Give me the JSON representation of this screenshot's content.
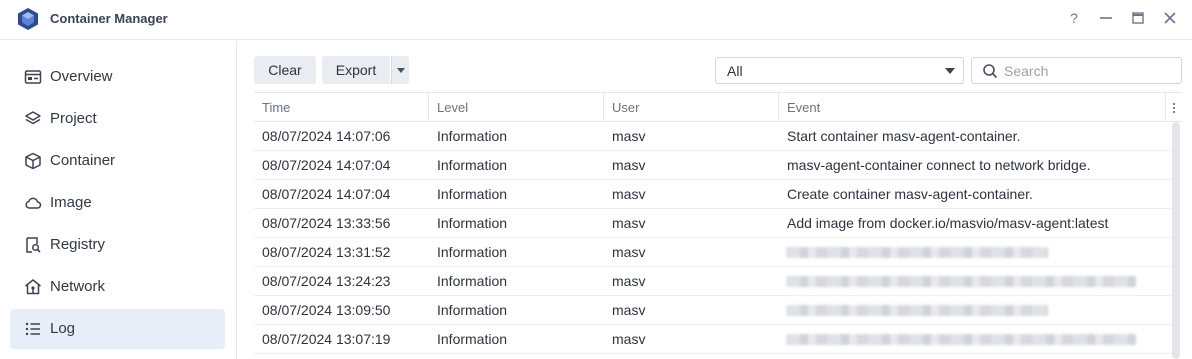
{
  "window": {
    "title": "Container Manager",
    "controls": {
      "help": "?",
      "minimize": "—",
      "maximize": "▭",
      "close": "✕"
    }
  },
  "sidebar": {
    "items": [
      {
        "label": "Overview",
        "icon": "overview-icon"
      },
      {
        "label": "Project",
        "icon": "layers-icon"
      },
      {
        "label": "Container",
        "icon": "cube-icon"
      },
      {
        "label": "Image",
        "icon": "cloud-icon"
      },
      {
        "label": "Registry",
        "icon": "registry-search-icon"
      },
      {
        "label": "Network",
        "icon": "network-house-icon"
      },
      {
        "label": "Log",
        "icon": "list-icon",
        "active": true
      }
    ]
  },
  "toolbar": {
    "clear_label": "Clear",
    "export_label": "Export",
    "filter_value": "All",
    "search_placeholder": "Search"
  },
  "table": {
    "columns": [
      "Time",
      "Level",
      "User",
      "Event"
    ],
    "rows": [
      {
        "time": "08/07/2024 14:07:06",
        "level": "Information",
        "user": "masv",
        "event": "Start container masv-agent-container."
      },
      {
        "time": "08/07/2024 14:07:04",
        "level": "Information",
        "user": "masv",
        "event": "masv-agent-container connect to network bridge."
      },
      {
        "time": "08/07/2024 14:07:04",
        "level": "Information",
        "user": "masv",
        "event": "Create container masv-agent-container."
      },
      {
        "time": "08/07/2024 13:33:56",
        "level": "Information",
        "user": "masv",
        "event": "Add image from docker.io/masvio/masv-agent:latest"
      },
      {
        "time": "08/07/2024 13:31:52",
        "level": "Information",
        "user": "masv",
        "event": "",
        "redacted": true
      },
      {
        "time": "08/07/2024 13:24:23",
        "level": "Information",
        "user": "masv",
        "event": "",
        "redacted": true
      },
      {
        "time": "08/07/2024 13:09:50",
        "level": "Information",
        "user": "masv",
        "event": "",
        "redacted": true
      },
      {
        "time": "08/07/2024 13:07:19",
        "level": "Information",
        "user": "masv",
        "event": "",
        "redacted": true
      }
    ]
  },
  "colors": {
    "accent": "#3a6fd8",
    "active_nav_bg": "#e8eef8",
    "logo_bg": "#2f4b8a"
  }
}
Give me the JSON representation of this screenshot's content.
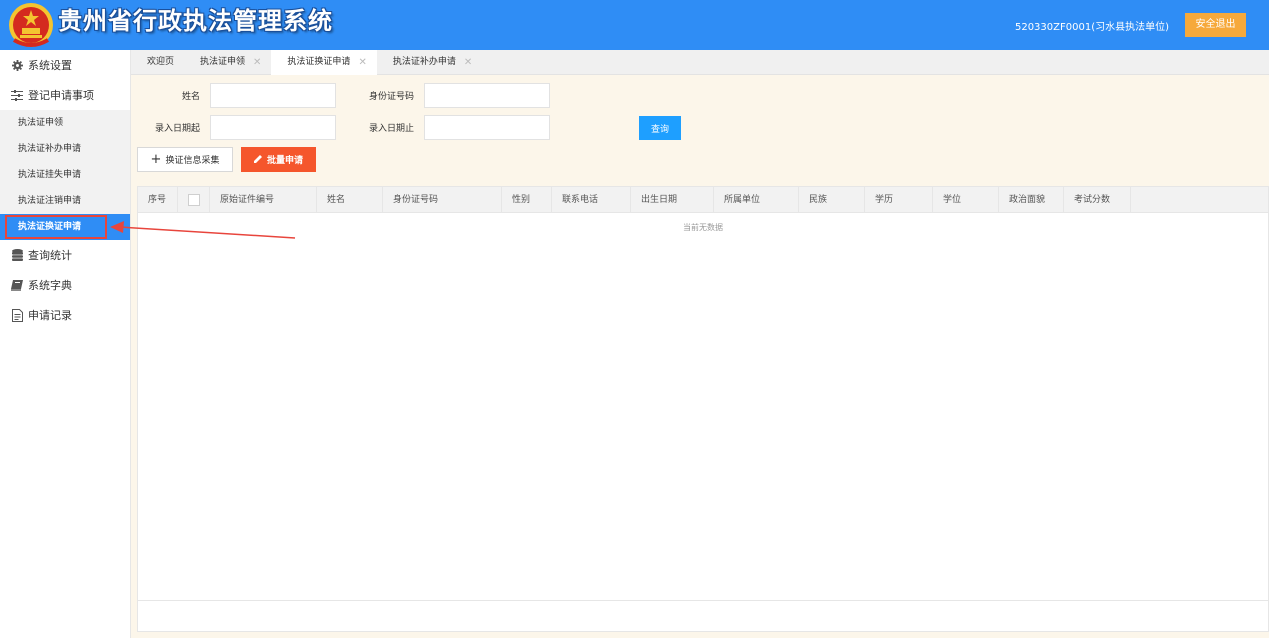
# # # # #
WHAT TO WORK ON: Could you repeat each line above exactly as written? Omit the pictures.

RESPONSE TO THIS EXERCISE:
Give me the JSON representation of this screenshot's content.
{
  "window": {
    "title": "Container Manager",
    "controls": {
      "help": "?",
      "minimize": "—",
      "maximize": "▭",
      "close": "✕"
    }
  },
  "sidebar": {
    "items": [
      {
        "label": "Overview",
        "icon": "overview-icon"
      },
      {
        "label": "Project",
        "icon": "layers-icon"
      },
      {
        "label": "Container",
        "icon": "cube-icon"
      },
      {
        "label": "Image",
        "icon": "cloud-icon"
      },
      {
        "label": "Registry",
        "icon": "registry-search-icon"
      },
      {
        "label": "Network",
        "icon": "network-house-icon"
      },
      {
        "label": "Log",
        "icon": "list-icon",
        "active": true
      }
    ]
  },
  "toolbar": {
    "clear_label": "Clear",
    "export_label": "Export",
    "filter_value": "All",
    "search_placeholder": "Search"
  },
  "table": {
    "columns": [
      "Time",
      "Level",
      "User",
      "Event"
    ],
    "rows": [
      {
        "time": "08/07/2024 14:07:06",
        "level": "Information",
        "user": "masv",
        "event": "Start container masv-agent-container."
      },
      {
        "time": "08/07/2024 14:07:04",
        "level": "Information",
        "user": "masv",
        "event": "masv-agent-container connect to network bridge."
      },
      {
        "time": "08/07/2024 14:07:04",
        "level": "Information",
        "user": "masv",
        "event": "Create container masv-agent-container."
      },
      {
        "time": "08/07/2024 13:33:56",
        "level": "Information",
        "user": "masv",
        "event": "Add image from docker.io/masvio/masv-agent:latest"
      },
      {
        "time": "08/07/2024 13:31:52",
        "level": "Information",
        "user": "masv",
        "event": "",
        "redacted": true
      },
      {
        "time": "08/07/2024 13:24:23",
        "level": "Information",
        "user": "masv",
        "event": "",
        "redacted": true
      },
      {
        "time": "08/07/2024 13:09:50",
        "level": "Information",
        "user": "masv",
        "event": "",
        "redacted": true
      },
      {
        "time": "08/07/2024 13:07:19",
        "level": "Information",
        "user": "masv",
        "event": "",
        "redacted": true
      }
    ]
  },
  "colors": {
    "accent": "#3a6fd8",
    "active_nav_bg": "#e8eef8",
    "logo_bg": "#2f4b8a"
  }
}
Give me the JSON representation of this screenshot's content.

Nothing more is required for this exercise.